Virtual health tools could cut $10 billion off the cost of primary care in the U.S., claims a report from Accenture, a major tech consulting firm.
In particular, the study targets what it calls the “clinician demand/capacity equation.” Many of the time-consuming duties commonly performed by doctors, such as gathering patient data, could be done more quickly with simple tech tools, freeing up physicians to deal with more important patient issues.
The concept of saving time and money by using virtual health –– or “telemedicine” or “telehealth” –– is not new. A report in 2013 by the Healthcare Performance Management Institute found that 70 percent of physician visits and 40 percent of hospital ER visits could be replaced by phone calls.
Accenture estimates that virtual health could save the average primary care physician up to five minutes per patient visit.
“This is a time savings equivalent to as many as 37,000 PCPs—or 18 percent of the PCP workforce—with an economic value of more than $7 billion,” says Accenture.
Big money could also be saved by enabling patients to manage chronic conditions with personal devices. Switching people from multiple doctor visits to a self-management model that only includes one in-person doctor visit per year could save time equivalent to 24,000 physicians, or $2 billion.
Directing hypertension consultations with patients online, through a secure messaging system, would save time equivalent to 1,500 physicians, or 1 percent of the workforce, for a financials savings of $300 million.

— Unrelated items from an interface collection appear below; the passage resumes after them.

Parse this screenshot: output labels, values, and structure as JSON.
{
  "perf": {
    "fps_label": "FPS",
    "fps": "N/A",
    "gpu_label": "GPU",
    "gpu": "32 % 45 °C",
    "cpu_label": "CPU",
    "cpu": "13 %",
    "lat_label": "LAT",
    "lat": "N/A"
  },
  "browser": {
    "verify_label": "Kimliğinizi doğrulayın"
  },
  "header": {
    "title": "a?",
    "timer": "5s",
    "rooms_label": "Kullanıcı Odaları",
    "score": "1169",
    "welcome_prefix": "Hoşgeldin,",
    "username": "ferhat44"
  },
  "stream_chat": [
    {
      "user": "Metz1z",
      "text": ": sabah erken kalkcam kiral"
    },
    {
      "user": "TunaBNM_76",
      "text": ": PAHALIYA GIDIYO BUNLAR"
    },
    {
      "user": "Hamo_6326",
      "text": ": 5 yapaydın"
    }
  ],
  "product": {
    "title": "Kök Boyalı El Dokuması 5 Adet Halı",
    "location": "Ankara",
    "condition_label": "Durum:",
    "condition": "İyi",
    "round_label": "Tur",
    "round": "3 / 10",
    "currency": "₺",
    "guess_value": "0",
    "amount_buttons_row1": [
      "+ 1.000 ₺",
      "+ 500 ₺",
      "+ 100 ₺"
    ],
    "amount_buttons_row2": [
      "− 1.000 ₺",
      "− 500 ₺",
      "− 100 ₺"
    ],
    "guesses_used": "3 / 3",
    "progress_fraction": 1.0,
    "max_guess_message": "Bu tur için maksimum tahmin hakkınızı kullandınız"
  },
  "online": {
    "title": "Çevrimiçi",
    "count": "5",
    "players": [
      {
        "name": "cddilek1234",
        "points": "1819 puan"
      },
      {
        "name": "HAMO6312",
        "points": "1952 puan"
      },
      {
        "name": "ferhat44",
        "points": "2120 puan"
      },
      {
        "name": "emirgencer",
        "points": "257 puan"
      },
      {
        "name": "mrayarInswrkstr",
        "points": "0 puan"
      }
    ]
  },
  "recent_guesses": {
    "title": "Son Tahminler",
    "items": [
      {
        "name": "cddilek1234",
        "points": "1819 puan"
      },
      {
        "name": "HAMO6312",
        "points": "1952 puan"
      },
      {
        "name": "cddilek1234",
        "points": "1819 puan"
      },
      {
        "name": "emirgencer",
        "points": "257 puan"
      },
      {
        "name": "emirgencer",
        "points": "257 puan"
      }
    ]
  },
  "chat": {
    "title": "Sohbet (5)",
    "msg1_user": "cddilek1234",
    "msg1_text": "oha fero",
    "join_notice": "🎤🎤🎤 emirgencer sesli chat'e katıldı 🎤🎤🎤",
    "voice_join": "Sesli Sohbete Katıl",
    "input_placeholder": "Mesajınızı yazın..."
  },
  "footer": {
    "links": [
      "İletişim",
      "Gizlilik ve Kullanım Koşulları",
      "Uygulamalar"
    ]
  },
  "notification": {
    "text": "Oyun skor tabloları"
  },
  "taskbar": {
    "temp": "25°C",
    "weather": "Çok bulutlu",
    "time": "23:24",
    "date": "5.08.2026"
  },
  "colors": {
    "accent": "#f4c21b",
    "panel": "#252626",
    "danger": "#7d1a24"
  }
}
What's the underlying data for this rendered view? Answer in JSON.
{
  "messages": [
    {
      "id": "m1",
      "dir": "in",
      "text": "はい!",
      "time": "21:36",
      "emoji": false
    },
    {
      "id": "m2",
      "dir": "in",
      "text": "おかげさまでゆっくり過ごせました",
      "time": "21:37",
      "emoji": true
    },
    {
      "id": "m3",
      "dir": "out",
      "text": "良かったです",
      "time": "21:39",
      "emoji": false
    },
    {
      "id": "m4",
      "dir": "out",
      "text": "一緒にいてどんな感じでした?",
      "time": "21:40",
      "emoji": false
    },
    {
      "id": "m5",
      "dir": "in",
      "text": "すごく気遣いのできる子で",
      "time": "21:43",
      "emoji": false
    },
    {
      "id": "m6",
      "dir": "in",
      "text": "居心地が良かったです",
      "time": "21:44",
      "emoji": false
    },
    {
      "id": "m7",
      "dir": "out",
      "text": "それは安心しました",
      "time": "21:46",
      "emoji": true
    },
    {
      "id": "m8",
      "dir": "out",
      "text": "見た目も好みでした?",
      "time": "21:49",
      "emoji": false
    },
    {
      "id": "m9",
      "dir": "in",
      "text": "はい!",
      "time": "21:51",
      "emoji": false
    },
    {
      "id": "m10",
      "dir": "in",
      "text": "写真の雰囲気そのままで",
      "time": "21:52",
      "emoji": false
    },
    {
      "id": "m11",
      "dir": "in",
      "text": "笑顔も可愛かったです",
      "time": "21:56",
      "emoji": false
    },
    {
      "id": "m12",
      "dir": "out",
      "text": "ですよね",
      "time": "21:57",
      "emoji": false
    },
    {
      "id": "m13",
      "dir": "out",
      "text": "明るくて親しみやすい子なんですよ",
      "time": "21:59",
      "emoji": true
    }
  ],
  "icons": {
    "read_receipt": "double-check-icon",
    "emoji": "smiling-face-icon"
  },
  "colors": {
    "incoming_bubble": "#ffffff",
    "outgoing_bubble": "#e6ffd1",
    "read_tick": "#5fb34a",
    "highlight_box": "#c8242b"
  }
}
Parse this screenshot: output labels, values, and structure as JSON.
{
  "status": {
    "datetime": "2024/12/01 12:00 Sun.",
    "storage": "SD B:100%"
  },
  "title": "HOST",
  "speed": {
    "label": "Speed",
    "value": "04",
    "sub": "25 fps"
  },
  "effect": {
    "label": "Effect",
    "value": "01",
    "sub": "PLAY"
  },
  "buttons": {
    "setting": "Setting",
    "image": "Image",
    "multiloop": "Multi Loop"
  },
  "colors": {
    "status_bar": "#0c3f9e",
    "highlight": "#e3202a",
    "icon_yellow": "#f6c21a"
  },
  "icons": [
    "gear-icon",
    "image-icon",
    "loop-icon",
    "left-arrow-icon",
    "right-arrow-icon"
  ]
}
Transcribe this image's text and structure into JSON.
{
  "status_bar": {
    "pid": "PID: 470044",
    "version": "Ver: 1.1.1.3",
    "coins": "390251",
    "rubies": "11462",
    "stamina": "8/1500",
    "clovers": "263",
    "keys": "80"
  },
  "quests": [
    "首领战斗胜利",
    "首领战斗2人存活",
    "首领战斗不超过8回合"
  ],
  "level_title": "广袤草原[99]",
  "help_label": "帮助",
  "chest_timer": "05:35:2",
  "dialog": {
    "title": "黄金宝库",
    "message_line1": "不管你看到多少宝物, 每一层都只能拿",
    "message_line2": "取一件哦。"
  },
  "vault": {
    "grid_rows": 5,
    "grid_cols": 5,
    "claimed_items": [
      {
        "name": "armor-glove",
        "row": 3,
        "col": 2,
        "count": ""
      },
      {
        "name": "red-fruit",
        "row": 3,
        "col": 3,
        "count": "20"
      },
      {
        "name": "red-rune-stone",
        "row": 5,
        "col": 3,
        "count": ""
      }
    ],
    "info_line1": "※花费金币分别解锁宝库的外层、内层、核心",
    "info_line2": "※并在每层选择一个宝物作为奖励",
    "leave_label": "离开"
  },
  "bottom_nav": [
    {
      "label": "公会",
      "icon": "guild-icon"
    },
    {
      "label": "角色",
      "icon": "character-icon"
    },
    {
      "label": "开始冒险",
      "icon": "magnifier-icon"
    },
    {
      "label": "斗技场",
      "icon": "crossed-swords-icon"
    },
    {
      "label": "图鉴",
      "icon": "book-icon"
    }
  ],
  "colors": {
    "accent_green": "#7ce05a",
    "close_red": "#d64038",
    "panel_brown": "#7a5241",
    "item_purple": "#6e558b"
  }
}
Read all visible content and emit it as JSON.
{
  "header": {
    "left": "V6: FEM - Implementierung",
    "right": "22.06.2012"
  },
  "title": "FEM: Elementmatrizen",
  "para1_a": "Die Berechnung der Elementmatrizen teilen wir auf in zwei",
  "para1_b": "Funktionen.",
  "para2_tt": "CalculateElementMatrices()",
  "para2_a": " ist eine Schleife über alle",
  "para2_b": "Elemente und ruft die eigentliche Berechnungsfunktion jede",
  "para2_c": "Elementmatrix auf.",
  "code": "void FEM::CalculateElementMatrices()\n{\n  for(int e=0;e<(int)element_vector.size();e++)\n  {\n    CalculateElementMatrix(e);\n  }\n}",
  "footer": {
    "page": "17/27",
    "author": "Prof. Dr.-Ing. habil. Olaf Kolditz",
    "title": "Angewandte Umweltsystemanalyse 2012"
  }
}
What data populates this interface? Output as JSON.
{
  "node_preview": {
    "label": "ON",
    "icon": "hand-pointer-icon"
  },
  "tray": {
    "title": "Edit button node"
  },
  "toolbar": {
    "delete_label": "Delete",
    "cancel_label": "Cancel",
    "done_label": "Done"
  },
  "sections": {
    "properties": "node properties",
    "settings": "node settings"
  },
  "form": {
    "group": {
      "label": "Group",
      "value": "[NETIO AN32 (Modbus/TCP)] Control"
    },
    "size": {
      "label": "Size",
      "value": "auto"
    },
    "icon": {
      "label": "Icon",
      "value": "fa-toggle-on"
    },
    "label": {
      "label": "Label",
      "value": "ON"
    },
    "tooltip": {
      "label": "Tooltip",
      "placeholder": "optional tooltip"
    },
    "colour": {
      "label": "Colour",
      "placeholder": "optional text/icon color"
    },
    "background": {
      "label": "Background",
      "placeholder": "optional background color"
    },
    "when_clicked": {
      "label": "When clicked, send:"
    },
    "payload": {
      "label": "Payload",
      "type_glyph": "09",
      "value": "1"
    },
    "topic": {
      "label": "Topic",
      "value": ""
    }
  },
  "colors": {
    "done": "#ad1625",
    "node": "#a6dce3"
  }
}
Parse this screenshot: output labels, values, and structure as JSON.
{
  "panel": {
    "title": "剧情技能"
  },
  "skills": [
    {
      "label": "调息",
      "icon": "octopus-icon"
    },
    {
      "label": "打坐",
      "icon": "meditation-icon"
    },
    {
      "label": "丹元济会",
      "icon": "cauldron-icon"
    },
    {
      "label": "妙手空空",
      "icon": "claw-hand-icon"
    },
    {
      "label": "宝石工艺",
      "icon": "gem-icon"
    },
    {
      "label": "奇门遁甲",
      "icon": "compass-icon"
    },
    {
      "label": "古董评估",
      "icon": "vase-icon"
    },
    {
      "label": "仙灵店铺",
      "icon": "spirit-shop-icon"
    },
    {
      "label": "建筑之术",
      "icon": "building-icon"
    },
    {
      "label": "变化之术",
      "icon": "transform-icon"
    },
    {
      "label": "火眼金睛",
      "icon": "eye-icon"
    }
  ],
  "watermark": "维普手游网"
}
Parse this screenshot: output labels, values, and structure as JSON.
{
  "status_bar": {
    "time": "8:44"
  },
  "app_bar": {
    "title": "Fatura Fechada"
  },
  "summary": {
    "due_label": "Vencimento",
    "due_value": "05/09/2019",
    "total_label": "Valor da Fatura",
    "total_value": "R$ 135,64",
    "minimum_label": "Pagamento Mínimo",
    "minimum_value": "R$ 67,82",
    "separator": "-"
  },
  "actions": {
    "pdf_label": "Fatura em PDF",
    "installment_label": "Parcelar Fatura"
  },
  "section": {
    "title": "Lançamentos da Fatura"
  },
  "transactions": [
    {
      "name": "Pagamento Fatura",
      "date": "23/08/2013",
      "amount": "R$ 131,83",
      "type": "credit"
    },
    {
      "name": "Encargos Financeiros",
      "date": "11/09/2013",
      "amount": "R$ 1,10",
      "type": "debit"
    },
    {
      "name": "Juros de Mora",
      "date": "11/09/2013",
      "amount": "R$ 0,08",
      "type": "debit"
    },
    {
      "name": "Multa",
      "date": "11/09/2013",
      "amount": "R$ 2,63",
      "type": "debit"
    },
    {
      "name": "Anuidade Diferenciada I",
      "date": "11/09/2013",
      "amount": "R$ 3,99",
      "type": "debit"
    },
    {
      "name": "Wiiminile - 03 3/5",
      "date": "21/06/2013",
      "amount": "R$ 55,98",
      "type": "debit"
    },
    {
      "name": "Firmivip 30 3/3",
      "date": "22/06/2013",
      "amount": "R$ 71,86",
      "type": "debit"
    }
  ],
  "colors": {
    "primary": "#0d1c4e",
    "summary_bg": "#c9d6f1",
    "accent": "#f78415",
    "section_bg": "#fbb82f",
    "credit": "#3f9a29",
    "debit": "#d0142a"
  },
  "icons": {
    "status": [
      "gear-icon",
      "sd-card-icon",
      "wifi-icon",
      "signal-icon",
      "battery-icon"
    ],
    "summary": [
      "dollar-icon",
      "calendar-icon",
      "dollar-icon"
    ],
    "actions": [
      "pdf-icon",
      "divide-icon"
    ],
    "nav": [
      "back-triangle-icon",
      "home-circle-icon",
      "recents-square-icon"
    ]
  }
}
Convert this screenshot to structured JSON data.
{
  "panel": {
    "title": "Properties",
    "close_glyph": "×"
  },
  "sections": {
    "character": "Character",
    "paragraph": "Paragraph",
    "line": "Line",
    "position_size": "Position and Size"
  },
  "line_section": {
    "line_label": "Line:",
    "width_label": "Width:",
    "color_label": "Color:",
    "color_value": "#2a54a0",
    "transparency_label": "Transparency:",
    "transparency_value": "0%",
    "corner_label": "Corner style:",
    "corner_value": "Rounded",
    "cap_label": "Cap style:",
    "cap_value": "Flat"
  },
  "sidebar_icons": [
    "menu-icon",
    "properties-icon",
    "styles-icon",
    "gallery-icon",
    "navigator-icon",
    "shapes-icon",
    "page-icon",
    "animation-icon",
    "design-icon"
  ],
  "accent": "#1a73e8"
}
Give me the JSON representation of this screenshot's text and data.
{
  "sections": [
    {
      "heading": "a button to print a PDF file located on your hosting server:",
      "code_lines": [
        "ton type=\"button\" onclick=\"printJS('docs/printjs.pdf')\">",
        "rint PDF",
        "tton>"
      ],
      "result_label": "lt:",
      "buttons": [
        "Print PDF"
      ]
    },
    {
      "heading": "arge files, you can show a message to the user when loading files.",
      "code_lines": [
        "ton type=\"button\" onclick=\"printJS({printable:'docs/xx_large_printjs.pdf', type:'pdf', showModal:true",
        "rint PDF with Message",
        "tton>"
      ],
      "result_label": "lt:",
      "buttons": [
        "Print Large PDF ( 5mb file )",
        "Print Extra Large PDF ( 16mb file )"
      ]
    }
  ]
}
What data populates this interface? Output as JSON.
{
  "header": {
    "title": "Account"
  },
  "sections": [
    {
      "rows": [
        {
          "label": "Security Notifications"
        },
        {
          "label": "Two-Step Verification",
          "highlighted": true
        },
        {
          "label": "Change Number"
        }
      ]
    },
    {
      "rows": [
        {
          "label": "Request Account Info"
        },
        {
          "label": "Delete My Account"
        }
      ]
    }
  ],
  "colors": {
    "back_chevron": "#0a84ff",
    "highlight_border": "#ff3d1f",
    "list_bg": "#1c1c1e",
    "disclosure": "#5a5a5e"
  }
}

“The industry as a whole, as well as individual organizations, must act now to integrate virtual health models into their everyday clinical practice,” concluded the report. “Only then will health care begin to address the looming cost and labor crises impacting the industry at national and organization levels.”